Last year was a different year for Kyle Seager. Although it was ultimately a solid year for Seager, it was also his lowest WAR output (3.6 fWAR) since his rookie season. Despite this, Seager played a lot more like someone referred to as Corey’s Brother than Mr. Consistent.
His 2017 triple slash (.249/.323/.450) does not deviate very far from his yearly numbers in the past. However, his advanced stats better illustrate his regression in 2017. His wOBA (.326) and 106 wRC+ were both career lows (excluding his rookie season).
xwOBA (expected weighted on-base average) is a fun statistic to play with, because it uses Statcast’s exit velocity and launch angle metrics to assign batted balls a hit probability. These probabilities are then calculated and used to convert into xwOBA, which is directly comparable to wOBA, and so players’ skills can be compared with defense quite literally taken out of the equation.
According to xwOBA, Seager’s 2017 wOBA was expected to be .352. This is a far cry from his actual wOBA of .326. By subtracting Seager’s wOBA from his xwOBA, this shows that Seager’s wOBA was 0.025 less than expected compared to similarly batted balls.
This can be interpreted in a couple different ways. One of the most common viewpoints may be to say that Kyle Seager was one the wrong side of luck. A lot.
Rather, I think there has been a change in the way that teams have treated Kyle Seager. For years, teams have utilized variations of the ‘Ted Williams’ shift against Seager. This includes stacking the right side of the infield in a manner in which the third basemen moves to closer to second base, the shortstop plays to the right field side of second base, and the second basemen plays in shallow right field. This is commonly used against extreme pull lefty hitters, and Seager is no exception.
As MLB.com notes, Seager is one of the most shifted against players in the MLB. Anthony Rizzo led the league with 370 shifts faced, while Seager ranked second with 369. In other words, Seager is in a virtual tie for the most shifted against player in the league. Consequently, he is also one of the most affected by the shift.
This trend doesn’t appear to be slowing anytime soon. As teams have utilized the shift against Seager more and more, he has gotten worse at hitting against it by year.

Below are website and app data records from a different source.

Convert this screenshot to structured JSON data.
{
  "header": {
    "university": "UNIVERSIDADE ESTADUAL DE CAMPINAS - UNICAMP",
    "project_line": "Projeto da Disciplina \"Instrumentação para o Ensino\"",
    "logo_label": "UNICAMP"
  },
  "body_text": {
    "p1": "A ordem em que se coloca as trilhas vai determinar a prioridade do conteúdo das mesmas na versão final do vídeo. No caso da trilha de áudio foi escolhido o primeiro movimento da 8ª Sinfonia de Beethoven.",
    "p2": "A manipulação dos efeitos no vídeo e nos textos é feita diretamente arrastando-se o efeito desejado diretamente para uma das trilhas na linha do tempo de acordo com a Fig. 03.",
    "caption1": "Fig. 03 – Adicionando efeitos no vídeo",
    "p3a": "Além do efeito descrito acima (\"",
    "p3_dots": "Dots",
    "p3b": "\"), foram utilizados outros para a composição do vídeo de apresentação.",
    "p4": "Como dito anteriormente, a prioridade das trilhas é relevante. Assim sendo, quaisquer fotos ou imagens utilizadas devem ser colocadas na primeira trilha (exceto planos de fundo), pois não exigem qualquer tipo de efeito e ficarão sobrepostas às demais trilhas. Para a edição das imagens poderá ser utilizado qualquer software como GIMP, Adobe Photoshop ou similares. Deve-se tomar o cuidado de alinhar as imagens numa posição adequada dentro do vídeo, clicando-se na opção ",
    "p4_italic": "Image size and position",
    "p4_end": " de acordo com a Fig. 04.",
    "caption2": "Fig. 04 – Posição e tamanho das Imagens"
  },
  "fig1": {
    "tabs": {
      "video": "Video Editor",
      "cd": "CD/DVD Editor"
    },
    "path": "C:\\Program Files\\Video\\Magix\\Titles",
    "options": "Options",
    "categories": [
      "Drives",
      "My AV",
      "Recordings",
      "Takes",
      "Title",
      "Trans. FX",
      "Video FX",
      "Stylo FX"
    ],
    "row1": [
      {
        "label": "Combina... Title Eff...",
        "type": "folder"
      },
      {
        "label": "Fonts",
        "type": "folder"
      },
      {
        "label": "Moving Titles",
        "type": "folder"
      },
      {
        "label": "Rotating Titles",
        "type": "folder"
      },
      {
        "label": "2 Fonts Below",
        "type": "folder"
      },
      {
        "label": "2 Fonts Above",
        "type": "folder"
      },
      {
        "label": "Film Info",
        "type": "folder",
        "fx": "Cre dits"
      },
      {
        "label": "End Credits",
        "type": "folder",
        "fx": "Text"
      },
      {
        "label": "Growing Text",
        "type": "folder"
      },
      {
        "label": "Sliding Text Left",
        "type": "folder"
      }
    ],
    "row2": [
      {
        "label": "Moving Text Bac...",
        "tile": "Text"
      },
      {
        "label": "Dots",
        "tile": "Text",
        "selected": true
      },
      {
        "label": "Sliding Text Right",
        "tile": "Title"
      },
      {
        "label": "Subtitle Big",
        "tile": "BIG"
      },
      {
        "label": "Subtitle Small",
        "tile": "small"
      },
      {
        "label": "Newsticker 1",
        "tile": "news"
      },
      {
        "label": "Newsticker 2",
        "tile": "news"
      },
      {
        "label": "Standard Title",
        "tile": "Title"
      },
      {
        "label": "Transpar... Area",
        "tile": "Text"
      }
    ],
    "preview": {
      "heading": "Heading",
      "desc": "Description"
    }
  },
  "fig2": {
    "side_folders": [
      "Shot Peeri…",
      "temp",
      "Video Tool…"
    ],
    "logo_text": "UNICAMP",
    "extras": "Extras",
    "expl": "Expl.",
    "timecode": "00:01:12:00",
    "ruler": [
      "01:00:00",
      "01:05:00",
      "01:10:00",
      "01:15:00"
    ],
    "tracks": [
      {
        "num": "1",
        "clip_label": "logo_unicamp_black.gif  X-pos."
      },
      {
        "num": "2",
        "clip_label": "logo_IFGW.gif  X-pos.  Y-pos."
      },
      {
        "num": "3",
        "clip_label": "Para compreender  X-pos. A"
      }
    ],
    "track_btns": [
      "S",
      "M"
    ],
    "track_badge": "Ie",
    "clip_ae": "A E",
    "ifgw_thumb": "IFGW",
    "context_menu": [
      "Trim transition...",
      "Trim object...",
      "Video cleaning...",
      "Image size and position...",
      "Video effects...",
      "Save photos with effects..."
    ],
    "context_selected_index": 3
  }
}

With statistics such as these (i.e., defensive shifts), they are often imperfect, and there are likely some errors in categorization of shifts and outcomes. Regardless, what this table tells us is Seager has been shifted against more every year, and it seems to be effective against him. This year, the differential appears to getting even more extreme, as Seager has 2 PAs with no shift and 14 PAs with a shift. The sample is ridiculously small, though, so it’s early to say with confidence.
The league has been adjusting to Kyle Seager. Kyle Seager does not seem to be adjusting back. Every so often, we will see Seager bunt to try and beat the shift, but this has not sufficiently dissuaded teams from using the shift any less. Seager may need to effectively bunt against it more often, but teams could simply be willing to give up bunt singles in exchange for more effective protection against the doubles that Seager is so inclined to hit into right field.
Defensive positioning isn’t the only way in which Seager has been dealt with differently. Pitchers made slight tweaks to how they attacked him in 2017 with great success.
Over the years, teams have learned to stay farther and farther away from Kyle Seager’s hands because he loves to pull the ball. Pitchers have always known to pitch away from him, but in 2017 the lower right quadrant was targeted more than ever, and he started getting pitched off of the edge of the plate like never before. Seager responded with a career high in swinging strike percentage and a career low in contact percentage.
While the location has changed, the types of pitches have changed as well. In 2016, Seager’s pitch breakdown was 59.25% hard pitches, 27.20% breaking pitches, and 13.55% offspeed pitches. In 2017, it changed to 55.14% hard pitches, 29.55% breaking pitches, and 15.20% offspeed pitches. These changes may seem minute, but when considering the large amount of pitches hitters see per year, it is more consequential than it appears.
Given this, it is unclear what adjustments Seager can make. It doesn’t appear that Seager will benefit from the fly ball revolution, as his 2017 fly ball percentage (51.6%) was significantly higher than his career average (43.7%). At 20.2 degrees, his launch angle is already the 11th highest in the MLB. You could say he needs to learn to go the other way, but at 30 years old, that seems unlikely. If you are a believer in lineup protection, then maybe Seager would benefit from hitting ahead of Cruz or Canó.
Taken together, there seems to be a lot going on. Teams have positioned their defenses more extremely, pitchers have made adjustments, and Seager’s offensive production has suffered. There’s are reasons why his BABIP has plummeted to .262 (i.e., defensive shifting), although I reckon that a small portion of that is due to bad luck.
Kyle Seager hits the ball plenty hard. It may be time to venture into changing how he’s hitting the ball both horizontally (i.e., towards opposite field) and vertically (i.e., at a lower angle). Even if Seager can’t recreate his 2014 or 2016 offensive production, the criticisms Seager has received in the infancy of the 2018 season are irresponsible. With a few adjustments, we could see more consistency out of the player deemed Mr. Consistency.